Our “soft dismissal” means that, for the past two weeks, Utah students have been schooled at home. School at home is not to be confused with home school. Home schooled students are primarily guided by their parents; school at home students are directed by their classroom teachers AND guided by their parents. It is a joint effort and, believe me, everyone’s joints are feeling it!!
I have 110 students. At our first post-dismissal faculty meeting we were instructed to send an email to every parent telling them how their students should access our classwork. In the email we were to instruct them to respond to our email, verifying that they had read and received it. After giving them a couple days, we were to contact every parent who did not respond to our email.
On Tuesday of last week I sent 110 emails. Two days later I made 79 phone calls. By Monday I had 15 students who had not shown up at all and 16 who had not turned in any assignments. This Tuesday I made 33 more phone calls. Now I have only 5 students who have not turned in any work….which actually is a better statistic than when we meet in a physical classroom…..which is not to say that this school at home thing is better than school at school.
Across the board, the reaction seems to be that students would rather be in school. “Who would have thought that I miss school?” one student commented. “My siblings are driving me crazy” commented another. In an online survey, I asked my students what I could do to help them succeed in this new format. “Cure the coronavirus so we can go back to school,” was one response.
Parents too, seem to want their kids back in school. “This is so hard”, “I have so much more respect for teachers now”, and “I don’t know how you do this” were some of the comments I heard as I spoke with parents. My favorite is a popular meme that says “And just like that, spanking and prayer are back in school”.
Perhaps absence makes the heart grow fonder. Probably I really do love my students. I know that as I correct assignments, I picture the face of the student whose assignment I am assessing, I think of his/her unique gifts, I smile as I remember interactions we’ve had, and I feel a titch of tenderness...every time with every student.
Make no mistake. It has been a rough year with this particular group of students. They tested me past my limit and made me seriously consider immediate retirement. However what does not kill you makes you stronger. And I am a much, MUCH better teacher, thanks to my experience with them. I developed skills that I would have never gained had it not been for them; skills that will make a better, more effective educator for the rest of my career. And, in the process, I grew to love them. Every single one of them.
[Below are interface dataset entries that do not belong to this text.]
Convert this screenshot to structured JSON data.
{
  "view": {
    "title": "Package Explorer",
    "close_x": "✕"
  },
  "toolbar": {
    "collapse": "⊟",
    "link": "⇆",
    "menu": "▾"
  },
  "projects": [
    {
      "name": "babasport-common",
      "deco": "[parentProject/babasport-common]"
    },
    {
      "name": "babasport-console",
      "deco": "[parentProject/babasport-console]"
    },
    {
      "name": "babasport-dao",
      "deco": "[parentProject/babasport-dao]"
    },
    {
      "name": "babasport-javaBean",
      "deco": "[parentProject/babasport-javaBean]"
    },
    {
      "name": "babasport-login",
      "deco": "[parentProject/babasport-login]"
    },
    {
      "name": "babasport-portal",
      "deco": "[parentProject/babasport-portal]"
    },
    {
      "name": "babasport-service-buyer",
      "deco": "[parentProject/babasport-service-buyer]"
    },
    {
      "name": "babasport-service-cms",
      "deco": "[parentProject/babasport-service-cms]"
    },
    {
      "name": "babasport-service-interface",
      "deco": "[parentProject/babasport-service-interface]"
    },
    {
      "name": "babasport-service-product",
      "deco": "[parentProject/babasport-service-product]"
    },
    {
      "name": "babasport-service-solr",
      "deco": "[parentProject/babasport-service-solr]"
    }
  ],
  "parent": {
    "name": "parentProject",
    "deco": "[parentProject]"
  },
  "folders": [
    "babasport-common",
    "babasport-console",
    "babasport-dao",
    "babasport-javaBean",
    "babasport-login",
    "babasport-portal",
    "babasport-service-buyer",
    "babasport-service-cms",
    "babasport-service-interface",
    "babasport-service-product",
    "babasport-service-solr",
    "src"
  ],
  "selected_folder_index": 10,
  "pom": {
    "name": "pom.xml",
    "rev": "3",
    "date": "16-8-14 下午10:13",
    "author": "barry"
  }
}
I grew to love them in the classroom. I may even love them more online. I love that the very week I started a unit on waves we had an earthquake. (Seismic waves are real!) I love that the state has cancelled end-of-level tests this year. (Dealing with unending management issues put me weeks behind teaching the core curriculum.) And I love not having to contend with classroom management issues. There are things I don’t love, things like learning how to set up video chat sessions, participating in video chat sessions, and watching videos of chat sessions. Love it or not, this is our educational reality at the moment.
Life is the stories you can tell and we all are living stories in uncharted territory right now. May we continue to work jointly together. Our success hinges on it!